2) Don’t bite off more than you can chew. Start with a distance, a pace, or an activity that is manageable, then work your way up from there! Not only is this a healthy way to improve your fitness and reduce your risk of injury, but it will also make running more enjoyable! If 5km feels like a painful slog, start with 2km and work your way up. If a certain pace leaves you winded after just a few minutes, slow it down, and gradually increase your pace as you gain more fitness. Remember, your body needs time to catch up with you! It doesn’t know that you’re trying to make this new running thing a routine and it can’t go from zero to one hundred overnight. Now, to any of you out there saying “But what’s the point of running if you’re not trying to run fast?!” (because I know you’re out there… I’ve met a few of you over the years), please, please just keep this in mind. You may push your body into a speedy run, but it isn’t necessarily going to like it and I don’t want to see you get hurt when your love affair with running has only just begun…

3) Wear running shoes. I know, this sounds obvious… But I don’t just mean sneakers, trainers, or “tennis shoes,” as my Southern partner calls them. I mean shoes meant to help you run. Shoes that are built for the forward motion of running, not trainers meant to give you stability at the gym, or stylish sneakers that follow the latest trend. Running shoes will help you run. You may already own some, and if they’re not 10 years old, that’s great! Use those. But if you either don’t have a pair or your old ragged pair is worn out and ragged, you should buy some. Do it! Take the plunge. Having the proper footwear is one of the most important parts of running, especially for warding off injury. Your feet and body will thank you.

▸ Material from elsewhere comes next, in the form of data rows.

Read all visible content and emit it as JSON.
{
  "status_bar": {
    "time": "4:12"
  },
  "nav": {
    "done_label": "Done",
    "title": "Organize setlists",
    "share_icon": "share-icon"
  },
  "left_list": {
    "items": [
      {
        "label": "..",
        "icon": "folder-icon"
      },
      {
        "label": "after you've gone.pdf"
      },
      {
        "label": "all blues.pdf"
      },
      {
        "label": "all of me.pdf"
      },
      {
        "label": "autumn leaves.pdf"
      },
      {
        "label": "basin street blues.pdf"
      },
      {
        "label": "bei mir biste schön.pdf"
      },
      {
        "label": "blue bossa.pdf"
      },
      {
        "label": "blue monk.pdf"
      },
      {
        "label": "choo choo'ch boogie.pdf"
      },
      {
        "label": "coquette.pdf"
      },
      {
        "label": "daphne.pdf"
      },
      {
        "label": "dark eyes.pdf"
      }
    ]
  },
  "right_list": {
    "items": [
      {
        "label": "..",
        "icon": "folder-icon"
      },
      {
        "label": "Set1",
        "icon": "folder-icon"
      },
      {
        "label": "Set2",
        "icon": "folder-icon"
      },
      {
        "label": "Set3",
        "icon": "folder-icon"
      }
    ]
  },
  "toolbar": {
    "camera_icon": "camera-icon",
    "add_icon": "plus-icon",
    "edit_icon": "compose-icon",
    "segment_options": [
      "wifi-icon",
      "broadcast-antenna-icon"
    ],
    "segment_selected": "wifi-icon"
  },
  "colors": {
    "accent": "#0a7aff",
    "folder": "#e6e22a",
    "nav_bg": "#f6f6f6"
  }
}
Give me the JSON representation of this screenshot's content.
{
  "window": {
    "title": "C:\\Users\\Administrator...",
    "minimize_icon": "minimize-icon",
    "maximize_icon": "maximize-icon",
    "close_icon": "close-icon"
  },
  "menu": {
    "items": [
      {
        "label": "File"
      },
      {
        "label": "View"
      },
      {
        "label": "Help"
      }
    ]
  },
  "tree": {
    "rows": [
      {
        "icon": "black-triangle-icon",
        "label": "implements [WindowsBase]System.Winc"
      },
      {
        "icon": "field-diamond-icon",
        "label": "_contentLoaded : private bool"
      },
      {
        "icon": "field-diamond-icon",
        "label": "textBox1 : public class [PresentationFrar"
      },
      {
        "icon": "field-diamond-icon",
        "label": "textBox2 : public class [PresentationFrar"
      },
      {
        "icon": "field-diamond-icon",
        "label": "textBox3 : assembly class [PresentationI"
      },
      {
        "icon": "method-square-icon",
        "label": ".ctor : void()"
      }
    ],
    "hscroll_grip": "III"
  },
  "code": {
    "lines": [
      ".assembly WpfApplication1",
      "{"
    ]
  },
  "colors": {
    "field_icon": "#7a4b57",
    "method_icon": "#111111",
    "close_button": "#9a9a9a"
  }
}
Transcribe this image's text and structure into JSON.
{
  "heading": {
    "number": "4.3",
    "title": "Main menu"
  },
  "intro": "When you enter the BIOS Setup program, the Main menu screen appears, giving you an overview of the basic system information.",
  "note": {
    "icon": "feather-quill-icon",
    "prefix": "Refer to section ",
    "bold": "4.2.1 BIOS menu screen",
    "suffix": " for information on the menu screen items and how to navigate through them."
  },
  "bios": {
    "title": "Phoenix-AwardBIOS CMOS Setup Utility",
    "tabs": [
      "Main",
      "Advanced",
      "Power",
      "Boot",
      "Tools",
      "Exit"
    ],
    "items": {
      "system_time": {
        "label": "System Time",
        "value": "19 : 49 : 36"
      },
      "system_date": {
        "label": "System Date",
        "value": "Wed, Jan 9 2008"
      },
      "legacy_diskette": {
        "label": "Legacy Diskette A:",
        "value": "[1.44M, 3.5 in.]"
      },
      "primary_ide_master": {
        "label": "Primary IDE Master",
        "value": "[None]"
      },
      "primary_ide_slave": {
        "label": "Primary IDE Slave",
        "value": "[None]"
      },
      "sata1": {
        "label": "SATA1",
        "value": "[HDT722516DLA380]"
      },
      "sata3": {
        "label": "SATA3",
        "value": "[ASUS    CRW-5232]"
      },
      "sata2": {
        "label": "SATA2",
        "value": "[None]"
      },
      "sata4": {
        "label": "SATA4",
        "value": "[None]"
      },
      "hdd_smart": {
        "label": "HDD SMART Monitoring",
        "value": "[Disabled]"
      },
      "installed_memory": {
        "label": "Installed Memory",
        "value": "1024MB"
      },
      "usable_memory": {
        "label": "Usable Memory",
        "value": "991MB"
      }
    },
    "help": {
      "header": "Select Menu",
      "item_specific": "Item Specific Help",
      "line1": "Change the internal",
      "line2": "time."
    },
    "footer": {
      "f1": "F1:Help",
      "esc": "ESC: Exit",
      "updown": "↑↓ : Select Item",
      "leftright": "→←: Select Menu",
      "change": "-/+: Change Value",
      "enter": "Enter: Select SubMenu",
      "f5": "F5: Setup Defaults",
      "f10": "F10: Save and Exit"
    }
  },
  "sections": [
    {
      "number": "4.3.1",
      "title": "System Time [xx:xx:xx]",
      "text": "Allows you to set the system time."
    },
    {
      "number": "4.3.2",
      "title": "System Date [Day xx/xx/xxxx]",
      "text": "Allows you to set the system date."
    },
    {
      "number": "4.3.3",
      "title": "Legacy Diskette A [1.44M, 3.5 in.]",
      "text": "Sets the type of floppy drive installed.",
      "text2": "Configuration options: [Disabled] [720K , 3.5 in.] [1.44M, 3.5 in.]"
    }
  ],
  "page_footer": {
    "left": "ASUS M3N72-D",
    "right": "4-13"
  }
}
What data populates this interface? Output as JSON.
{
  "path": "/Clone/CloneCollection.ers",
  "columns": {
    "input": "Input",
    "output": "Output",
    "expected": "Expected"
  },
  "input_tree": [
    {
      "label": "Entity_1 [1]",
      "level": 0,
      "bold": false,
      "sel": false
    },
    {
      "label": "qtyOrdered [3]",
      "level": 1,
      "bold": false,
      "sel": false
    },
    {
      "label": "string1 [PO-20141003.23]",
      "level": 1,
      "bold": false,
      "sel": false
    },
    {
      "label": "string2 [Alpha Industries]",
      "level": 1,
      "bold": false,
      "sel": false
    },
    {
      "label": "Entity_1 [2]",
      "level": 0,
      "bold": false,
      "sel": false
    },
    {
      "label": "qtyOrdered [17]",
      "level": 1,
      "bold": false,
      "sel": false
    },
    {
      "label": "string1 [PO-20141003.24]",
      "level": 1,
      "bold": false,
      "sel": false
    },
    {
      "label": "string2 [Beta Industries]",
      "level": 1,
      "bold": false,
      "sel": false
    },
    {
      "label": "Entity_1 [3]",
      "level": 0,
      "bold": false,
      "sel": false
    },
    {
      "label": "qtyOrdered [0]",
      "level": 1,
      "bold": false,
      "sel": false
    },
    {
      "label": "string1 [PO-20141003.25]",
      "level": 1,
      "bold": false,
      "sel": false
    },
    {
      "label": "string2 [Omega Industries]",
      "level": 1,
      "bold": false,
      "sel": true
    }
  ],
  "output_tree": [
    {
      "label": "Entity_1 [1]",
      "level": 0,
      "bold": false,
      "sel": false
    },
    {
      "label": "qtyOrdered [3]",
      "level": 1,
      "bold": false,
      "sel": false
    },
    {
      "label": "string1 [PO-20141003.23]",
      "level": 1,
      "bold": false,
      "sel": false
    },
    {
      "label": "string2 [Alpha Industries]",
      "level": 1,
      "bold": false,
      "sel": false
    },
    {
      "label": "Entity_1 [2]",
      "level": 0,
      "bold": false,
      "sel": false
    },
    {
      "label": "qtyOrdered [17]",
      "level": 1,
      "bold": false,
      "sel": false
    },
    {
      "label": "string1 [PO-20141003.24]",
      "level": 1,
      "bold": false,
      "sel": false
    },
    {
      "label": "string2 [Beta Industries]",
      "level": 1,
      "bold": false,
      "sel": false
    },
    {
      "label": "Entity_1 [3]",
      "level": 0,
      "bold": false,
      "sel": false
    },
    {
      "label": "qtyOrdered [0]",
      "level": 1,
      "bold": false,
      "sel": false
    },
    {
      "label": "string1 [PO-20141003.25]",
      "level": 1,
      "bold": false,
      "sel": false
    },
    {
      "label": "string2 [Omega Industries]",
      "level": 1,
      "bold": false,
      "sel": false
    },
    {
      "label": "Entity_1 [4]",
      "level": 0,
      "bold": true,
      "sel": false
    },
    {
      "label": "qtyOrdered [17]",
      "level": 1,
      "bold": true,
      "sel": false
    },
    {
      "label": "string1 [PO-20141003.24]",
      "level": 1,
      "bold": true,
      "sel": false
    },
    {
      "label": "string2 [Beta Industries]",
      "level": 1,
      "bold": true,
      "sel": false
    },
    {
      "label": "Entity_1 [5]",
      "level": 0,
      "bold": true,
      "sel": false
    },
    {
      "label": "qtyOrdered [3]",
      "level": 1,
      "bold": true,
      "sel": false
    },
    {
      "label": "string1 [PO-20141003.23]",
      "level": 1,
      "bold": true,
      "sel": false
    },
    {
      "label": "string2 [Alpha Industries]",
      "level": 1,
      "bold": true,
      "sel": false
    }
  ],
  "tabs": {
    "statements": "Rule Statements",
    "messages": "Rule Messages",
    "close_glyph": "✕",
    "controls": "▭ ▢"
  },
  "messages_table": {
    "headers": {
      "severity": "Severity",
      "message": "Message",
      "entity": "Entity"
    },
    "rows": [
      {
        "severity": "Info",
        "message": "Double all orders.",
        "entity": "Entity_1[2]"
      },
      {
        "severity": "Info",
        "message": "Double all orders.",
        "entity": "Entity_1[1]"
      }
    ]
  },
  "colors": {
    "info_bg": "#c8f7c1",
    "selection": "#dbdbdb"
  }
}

An often-received follow-up question: “Which shoes do you recommend that I buy?” This really depends on your foot, your stride, your preferences… So unfortunately I can’t tell you about a magic shoe that will be perfect for you no matter what. But I can say that my personal favourite for an all-around comfortable, reliable running shoe is the Nike Zoom Pegasus. Now 37 years old and still going strong.

4) Run when and where you are happy. Some of us are morning people; others are not. The same can be said for runners — some runners are morning runners (*hand way up*), others are definitely not (there’s a reason why there’s a run club called “Night Terrors”)… There is no right time of day to run, no magic number of times per week. Run when you want, when your schedule allows, and when you feel the most motivated. The same goes for where. Have a favourite walking trail nearby? Try running it! Love being near the lake? Consider driving there once a week for a special waterside run. Bored with your usual neighbourhood routes? Try running them in reverse! You’ll be amazed at what a difference your scenery can make to your attitude and motivation. Especially right now when we can’t run with friends, running in places and at times that make us happy will increase that boost of energy and endorphins.

5) You are a runner! If you get out there and put one foot in front of the other, you are a runner. There is no speed or distance necessary to achieve that milestone — the only thing that makes you a runner is you! Running is truly that simple.

And that’s why so many people love it. That’s why it can mean so much.

It’s just you and the earth, coming to terms with each other one step at a time.

So, one more time for the people in the back: You. Are. A. Runner.

* This post was originally published by Rachel Dewan on May 30, 2020.